* Required action *
Look through the data below, and copy each line that carries the word "this".

===== Records shown

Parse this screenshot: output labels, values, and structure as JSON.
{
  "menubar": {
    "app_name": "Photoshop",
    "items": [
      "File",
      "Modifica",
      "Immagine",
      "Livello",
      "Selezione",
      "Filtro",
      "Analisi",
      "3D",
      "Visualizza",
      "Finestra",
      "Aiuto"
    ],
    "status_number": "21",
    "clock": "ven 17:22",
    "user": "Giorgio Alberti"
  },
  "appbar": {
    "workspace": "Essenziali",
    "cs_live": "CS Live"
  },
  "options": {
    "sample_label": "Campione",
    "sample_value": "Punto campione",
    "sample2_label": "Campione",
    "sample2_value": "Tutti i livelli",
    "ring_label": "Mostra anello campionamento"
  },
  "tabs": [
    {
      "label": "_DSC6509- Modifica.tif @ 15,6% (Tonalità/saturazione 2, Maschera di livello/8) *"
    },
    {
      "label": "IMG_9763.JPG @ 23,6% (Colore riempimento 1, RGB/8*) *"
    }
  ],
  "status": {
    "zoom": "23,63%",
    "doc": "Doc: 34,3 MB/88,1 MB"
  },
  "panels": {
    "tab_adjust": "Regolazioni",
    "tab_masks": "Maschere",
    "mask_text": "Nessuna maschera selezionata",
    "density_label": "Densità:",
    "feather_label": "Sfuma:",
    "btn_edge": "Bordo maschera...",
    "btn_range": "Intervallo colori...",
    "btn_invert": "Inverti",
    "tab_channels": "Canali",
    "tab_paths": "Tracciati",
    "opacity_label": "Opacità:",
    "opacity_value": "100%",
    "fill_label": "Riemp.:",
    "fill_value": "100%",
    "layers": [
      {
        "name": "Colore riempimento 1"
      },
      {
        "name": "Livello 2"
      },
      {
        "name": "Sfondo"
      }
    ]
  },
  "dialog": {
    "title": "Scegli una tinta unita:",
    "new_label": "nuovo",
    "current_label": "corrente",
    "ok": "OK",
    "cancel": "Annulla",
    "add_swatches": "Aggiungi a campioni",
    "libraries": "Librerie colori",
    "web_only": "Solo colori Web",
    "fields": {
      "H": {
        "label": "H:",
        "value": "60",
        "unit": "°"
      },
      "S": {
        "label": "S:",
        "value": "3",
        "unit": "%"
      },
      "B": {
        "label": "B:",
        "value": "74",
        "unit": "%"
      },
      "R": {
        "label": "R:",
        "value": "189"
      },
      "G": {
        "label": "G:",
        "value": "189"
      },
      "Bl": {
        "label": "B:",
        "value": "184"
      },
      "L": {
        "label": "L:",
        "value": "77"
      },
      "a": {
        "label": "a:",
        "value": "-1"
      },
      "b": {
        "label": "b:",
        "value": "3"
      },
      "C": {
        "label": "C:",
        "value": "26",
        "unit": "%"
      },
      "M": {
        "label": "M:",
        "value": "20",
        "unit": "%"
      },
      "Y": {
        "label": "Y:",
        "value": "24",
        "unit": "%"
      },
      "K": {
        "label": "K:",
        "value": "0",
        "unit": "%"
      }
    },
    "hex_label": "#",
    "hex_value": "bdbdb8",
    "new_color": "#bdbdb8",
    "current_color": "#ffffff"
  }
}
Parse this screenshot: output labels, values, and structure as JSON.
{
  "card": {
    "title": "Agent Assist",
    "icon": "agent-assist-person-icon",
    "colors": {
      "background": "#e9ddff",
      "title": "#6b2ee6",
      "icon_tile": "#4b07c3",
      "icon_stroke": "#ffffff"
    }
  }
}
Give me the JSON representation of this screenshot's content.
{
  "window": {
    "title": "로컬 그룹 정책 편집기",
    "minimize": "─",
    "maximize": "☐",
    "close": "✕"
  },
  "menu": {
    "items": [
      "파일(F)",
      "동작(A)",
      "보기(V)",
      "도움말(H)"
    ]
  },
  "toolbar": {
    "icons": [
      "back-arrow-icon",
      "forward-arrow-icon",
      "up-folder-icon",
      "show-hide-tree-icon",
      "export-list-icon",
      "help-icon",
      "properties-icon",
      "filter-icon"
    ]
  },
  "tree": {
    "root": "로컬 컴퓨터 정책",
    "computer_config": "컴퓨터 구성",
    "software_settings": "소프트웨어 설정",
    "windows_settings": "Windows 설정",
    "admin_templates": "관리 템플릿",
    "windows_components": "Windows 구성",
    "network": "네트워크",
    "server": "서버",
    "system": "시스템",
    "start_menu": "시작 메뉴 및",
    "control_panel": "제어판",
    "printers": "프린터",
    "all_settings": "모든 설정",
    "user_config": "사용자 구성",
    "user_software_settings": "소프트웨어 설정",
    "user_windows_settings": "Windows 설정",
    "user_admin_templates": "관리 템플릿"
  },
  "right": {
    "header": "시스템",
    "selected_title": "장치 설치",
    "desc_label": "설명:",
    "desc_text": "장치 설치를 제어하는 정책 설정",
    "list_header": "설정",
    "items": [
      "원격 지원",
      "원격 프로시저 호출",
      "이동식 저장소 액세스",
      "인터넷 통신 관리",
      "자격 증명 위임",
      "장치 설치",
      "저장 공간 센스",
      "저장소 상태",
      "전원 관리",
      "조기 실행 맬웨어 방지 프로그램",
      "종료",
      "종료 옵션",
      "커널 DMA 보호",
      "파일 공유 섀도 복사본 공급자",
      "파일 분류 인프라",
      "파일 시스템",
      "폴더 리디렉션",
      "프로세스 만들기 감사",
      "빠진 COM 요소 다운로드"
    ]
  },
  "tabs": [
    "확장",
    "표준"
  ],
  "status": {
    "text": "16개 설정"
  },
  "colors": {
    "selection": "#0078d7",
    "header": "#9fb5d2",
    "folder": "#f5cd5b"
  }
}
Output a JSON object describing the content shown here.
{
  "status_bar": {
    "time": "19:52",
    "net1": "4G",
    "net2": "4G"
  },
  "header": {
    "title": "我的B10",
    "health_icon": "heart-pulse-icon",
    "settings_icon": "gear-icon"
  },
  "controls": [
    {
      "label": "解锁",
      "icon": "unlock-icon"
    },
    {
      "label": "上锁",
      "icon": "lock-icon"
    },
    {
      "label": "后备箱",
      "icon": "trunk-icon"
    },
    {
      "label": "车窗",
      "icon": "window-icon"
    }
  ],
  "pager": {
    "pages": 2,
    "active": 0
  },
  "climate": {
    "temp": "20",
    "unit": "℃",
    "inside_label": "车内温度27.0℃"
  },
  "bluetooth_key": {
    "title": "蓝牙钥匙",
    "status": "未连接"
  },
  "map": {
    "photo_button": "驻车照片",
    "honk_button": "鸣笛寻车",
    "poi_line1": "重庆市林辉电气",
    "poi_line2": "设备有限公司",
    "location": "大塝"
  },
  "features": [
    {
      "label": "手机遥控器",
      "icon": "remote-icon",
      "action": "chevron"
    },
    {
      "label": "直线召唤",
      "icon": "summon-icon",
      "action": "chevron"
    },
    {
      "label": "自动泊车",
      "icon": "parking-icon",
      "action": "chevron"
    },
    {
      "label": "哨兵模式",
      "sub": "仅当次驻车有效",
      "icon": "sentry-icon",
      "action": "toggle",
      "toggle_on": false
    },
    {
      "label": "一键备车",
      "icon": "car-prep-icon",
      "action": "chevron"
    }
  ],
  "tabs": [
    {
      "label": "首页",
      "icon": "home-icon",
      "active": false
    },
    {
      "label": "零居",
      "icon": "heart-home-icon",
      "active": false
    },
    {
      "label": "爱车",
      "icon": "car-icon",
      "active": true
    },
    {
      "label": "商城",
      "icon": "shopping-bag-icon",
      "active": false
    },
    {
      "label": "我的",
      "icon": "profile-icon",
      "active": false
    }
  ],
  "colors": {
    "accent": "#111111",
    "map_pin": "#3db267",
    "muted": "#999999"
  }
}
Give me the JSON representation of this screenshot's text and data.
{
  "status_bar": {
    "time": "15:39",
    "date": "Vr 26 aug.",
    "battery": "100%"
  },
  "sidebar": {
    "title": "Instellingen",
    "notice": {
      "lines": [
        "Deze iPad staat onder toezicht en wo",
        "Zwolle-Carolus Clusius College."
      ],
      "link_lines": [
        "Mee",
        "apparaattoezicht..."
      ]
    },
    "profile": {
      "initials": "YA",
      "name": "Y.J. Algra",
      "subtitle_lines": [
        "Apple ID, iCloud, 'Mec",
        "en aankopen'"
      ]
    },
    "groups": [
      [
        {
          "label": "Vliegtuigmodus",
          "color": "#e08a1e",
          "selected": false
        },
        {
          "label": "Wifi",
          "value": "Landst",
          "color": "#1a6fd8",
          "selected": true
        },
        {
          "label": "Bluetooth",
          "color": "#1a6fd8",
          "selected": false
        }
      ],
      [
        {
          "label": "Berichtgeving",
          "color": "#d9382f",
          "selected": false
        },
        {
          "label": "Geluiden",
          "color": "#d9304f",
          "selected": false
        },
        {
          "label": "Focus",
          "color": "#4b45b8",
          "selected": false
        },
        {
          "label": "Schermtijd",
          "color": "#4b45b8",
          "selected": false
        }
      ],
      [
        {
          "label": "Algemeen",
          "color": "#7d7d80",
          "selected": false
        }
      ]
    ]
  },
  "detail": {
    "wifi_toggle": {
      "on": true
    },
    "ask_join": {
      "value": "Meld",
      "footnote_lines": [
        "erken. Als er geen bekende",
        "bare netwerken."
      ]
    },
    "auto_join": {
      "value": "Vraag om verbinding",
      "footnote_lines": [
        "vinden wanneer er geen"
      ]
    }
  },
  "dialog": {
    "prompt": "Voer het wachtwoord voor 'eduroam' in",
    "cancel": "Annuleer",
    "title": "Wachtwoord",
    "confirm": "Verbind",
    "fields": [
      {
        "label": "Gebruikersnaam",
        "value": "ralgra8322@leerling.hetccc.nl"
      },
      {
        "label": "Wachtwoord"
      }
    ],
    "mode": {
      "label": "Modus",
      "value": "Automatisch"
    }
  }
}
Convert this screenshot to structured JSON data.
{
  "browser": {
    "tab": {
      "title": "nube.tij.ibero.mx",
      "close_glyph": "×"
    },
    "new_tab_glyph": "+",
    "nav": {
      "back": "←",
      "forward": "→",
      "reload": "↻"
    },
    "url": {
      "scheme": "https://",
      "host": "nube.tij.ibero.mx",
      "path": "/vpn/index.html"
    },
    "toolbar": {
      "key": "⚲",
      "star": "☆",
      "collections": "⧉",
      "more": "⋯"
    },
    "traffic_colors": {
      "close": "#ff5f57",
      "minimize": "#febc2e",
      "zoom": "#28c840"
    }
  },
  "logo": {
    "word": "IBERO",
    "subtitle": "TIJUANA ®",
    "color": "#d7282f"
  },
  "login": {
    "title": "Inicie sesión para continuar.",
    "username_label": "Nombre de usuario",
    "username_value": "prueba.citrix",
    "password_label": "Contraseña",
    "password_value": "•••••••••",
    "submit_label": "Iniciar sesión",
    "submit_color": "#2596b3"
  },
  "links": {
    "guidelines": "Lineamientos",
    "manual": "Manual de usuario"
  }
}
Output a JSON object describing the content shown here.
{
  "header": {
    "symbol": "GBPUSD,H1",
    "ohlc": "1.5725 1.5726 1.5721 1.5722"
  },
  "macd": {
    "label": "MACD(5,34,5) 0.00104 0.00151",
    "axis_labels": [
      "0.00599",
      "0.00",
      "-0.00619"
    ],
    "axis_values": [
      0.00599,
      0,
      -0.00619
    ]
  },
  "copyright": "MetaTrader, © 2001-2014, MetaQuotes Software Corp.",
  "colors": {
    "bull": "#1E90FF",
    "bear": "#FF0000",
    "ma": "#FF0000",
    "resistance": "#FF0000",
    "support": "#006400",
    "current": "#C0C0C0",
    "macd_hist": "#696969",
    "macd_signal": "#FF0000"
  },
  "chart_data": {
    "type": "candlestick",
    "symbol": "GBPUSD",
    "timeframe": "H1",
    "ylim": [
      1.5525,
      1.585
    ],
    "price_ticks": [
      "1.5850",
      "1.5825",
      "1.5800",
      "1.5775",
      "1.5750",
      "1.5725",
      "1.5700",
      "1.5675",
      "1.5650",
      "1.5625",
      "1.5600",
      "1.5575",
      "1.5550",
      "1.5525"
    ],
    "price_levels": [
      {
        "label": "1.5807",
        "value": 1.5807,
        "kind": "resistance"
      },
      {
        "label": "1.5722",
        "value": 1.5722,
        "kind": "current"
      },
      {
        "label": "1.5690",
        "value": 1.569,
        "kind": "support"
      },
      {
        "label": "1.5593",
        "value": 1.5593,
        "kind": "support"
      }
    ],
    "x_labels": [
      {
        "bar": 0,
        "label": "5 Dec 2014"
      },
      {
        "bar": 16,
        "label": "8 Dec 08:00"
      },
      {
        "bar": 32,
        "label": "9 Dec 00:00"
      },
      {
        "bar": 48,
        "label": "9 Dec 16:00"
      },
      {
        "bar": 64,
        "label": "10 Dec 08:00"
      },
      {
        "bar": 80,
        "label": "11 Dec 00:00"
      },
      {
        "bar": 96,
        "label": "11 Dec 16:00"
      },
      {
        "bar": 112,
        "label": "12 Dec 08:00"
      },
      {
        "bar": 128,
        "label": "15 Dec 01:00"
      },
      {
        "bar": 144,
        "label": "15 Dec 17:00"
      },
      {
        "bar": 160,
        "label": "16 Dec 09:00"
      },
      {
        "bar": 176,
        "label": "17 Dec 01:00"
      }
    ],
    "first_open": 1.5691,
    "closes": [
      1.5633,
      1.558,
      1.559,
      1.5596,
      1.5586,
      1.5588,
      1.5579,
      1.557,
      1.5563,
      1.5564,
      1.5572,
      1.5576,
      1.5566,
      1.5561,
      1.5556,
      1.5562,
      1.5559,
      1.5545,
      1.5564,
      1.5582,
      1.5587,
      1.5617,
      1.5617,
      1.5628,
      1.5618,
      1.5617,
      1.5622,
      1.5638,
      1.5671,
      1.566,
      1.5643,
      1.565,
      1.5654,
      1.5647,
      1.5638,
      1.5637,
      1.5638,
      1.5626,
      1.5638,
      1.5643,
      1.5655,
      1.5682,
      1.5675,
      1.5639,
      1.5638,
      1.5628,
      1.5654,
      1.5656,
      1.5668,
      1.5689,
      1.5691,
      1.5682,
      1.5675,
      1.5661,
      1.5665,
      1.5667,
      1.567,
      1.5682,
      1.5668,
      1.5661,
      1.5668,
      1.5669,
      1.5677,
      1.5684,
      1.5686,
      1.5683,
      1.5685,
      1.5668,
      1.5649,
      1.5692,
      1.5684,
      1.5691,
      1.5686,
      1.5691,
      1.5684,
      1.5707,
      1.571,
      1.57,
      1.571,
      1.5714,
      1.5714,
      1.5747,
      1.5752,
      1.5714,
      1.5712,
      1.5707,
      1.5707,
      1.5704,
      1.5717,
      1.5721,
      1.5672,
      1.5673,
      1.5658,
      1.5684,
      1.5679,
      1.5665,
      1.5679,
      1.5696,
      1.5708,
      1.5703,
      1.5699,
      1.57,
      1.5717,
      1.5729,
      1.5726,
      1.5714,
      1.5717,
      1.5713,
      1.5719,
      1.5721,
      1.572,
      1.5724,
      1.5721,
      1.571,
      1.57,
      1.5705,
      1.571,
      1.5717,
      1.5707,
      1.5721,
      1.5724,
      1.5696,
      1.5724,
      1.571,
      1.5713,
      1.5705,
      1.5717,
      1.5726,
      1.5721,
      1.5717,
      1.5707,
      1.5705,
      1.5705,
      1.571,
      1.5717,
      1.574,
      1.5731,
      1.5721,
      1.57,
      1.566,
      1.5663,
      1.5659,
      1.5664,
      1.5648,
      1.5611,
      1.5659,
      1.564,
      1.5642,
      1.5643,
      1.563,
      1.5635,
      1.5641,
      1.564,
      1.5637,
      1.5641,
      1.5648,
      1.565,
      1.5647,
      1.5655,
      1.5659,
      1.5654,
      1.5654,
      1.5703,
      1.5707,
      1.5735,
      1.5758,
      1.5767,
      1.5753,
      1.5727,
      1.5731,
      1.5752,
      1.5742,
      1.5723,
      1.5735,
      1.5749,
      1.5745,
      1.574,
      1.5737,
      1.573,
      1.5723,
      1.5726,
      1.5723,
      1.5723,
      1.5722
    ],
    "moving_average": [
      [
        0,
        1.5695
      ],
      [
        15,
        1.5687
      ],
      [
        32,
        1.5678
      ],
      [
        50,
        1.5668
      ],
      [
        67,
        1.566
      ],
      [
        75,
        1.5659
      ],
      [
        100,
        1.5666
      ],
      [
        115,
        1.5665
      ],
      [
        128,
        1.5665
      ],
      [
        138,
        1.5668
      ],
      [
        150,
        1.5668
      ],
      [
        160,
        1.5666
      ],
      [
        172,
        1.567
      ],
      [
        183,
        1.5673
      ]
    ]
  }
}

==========

* Your response *
Parse this screenshot: output labels, values, and structure as JSON.
Parse this screenshot: output labels, values, and structure as JSON.
Give me the JSON representation of this screenshot's content.
Give me the JSON representation of this screenshot's text and data.
Convert this screenshot to structured JSON data.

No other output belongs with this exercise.